I’ve been interested in the ghazal as a form for a long time, an interest that was awakened by Adrienne Rich’s free-verse ghazals on one hand, and on John Hollander’s witty exposition-by-example of the “formal” ghazal in his prosody handbook Rhyme’s Reason. For me, as for many others, the interest took focus with Aga Sháhid Ali’s work in the form, and with his essay on the ghazal tradition, which appears, in different versions, in the anthology Ravishing Disunities and in the essay anthology An Exaltation of Forms.
Unmistakable, that consummate style
pierces the incoherence of her late style.
One of them liked to tease out a game for hours;
the other had an eight-minute-check-and-mate style.
Count stresses; number feet: you’ve got the meter,
but there’s no metronome to calibrate style.
Words from a dictionary; form-schemes from a textbook
provide a trot; they don’t translate style.
The urban innocent, one more gay man
whose fantasy and flesh respond to straight style.
And here is one more student shy of reading
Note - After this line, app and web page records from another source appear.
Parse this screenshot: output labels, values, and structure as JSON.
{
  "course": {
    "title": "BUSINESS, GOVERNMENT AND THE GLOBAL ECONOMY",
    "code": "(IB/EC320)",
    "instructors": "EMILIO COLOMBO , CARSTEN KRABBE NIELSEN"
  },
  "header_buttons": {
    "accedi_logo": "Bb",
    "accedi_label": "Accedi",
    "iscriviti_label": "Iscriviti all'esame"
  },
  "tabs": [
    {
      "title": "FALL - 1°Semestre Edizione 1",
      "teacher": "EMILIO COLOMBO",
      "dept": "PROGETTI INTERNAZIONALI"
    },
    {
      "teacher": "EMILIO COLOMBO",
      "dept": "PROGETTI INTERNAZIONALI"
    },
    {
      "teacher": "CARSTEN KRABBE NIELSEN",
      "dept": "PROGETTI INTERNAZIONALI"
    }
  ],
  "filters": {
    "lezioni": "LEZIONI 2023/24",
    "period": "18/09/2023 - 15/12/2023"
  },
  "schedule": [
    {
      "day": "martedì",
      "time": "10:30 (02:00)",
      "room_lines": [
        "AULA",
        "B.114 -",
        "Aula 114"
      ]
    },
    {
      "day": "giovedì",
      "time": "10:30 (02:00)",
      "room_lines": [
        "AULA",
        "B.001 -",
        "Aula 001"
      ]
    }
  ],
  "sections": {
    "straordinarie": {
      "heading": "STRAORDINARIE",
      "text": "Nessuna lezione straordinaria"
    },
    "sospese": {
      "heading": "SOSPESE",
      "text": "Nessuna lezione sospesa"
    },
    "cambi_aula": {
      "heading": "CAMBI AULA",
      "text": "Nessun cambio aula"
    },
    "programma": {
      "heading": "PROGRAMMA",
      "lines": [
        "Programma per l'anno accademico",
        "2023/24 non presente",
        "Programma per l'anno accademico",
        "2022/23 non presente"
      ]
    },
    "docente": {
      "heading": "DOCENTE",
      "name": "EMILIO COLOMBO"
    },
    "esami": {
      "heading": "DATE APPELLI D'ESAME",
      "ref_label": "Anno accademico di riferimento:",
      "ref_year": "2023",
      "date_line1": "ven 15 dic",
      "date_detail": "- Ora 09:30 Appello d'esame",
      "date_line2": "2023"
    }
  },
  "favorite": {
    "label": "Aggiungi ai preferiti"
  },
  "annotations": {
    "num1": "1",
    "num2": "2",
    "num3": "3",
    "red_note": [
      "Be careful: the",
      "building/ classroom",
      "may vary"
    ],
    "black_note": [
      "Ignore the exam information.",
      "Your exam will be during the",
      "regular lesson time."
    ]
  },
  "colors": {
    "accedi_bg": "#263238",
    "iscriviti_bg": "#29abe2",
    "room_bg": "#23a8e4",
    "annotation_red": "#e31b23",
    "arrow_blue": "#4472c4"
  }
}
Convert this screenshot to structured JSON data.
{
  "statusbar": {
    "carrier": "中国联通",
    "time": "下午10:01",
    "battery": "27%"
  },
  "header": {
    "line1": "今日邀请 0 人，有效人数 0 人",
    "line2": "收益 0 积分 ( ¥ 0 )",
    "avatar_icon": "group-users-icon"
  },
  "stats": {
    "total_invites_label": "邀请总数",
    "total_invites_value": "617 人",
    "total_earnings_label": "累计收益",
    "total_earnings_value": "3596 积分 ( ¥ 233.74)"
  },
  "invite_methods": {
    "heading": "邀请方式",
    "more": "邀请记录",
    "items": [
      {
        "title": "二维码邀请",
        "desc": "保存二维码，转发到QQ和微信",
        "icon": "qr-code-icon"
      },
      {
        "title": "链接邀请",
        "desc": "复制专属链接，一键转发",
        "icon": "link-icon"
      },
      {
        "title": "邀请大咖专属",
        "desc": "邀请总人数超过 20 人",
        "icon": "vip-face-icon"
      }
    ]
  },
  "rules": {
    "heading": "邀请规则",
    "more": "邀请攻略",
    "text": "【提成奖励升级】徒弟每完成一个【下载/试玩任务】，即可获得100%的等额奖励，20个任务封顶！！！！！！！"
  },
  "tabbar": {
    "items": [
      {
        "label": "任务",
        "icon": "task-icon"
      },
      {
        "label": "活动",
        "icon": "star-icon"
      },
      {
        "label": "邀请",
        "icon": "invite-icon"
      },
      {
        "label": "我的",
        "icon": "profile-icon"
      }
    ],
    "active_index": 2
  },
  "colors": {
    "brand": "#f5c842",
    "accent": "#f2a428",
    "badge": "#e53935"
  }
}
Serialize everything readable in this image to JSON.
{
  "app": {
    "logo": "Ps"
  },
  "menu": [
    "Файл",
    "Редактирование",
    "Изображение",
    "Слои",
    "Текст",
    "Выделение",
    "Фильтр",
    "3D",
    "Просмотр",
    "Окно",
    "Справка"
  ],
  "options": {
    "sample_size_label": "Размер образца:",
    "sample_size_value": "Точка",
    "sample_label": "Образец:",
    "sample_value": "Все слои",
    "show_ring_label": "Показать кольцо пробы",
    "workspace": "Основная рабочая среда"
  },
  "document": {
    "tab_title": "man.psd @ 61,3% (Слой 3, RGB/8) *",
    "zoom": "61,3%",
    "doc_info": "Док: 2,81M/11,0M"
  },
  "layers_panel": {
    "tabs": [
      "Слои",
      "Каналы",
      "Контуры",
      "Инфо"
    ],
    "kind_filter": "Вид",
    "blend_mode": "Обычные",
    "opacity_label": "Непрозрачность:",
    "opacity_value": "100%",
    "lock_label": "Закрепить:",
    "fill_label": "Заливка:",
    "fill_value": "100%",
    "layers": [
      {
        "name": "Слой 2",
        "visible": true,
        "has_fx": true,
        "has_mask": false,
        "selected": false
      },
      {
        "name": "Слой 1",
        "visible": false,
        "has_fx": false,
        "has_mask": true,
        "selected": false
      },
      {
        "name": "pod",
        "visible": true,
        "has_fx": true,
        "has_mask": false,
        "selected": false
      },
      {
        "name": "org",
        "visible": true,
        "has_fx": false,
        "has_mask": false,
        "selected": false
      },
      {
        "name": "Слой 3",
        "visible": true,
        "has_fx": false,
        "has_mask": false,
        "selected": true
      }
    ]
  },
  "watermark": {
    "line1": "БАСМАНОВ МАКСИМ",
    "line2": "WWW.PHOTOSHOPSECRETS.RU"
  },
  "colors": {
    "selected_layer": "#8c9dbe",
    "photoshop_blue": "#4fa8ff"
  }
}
the classics, for fear that they’ll contaminate style.
Always clumsy performing virtue, he
accomplished wickedness with great style.
Bombast and pieties in primary colors:
“Hallmark’s” the hallmark of the state style.
Events exceed what verse can render,
or even prose: you start to hate style.
If there isn’t a damned thing left to say
that’s not been said, mark time and cultivate style.
Marilyn Hacker‘s most recent book of poems is A Stranger’s Mirror (W. W. Norton & Company).
This poem appeared in Poetry Northwest Spring & Summer 2006.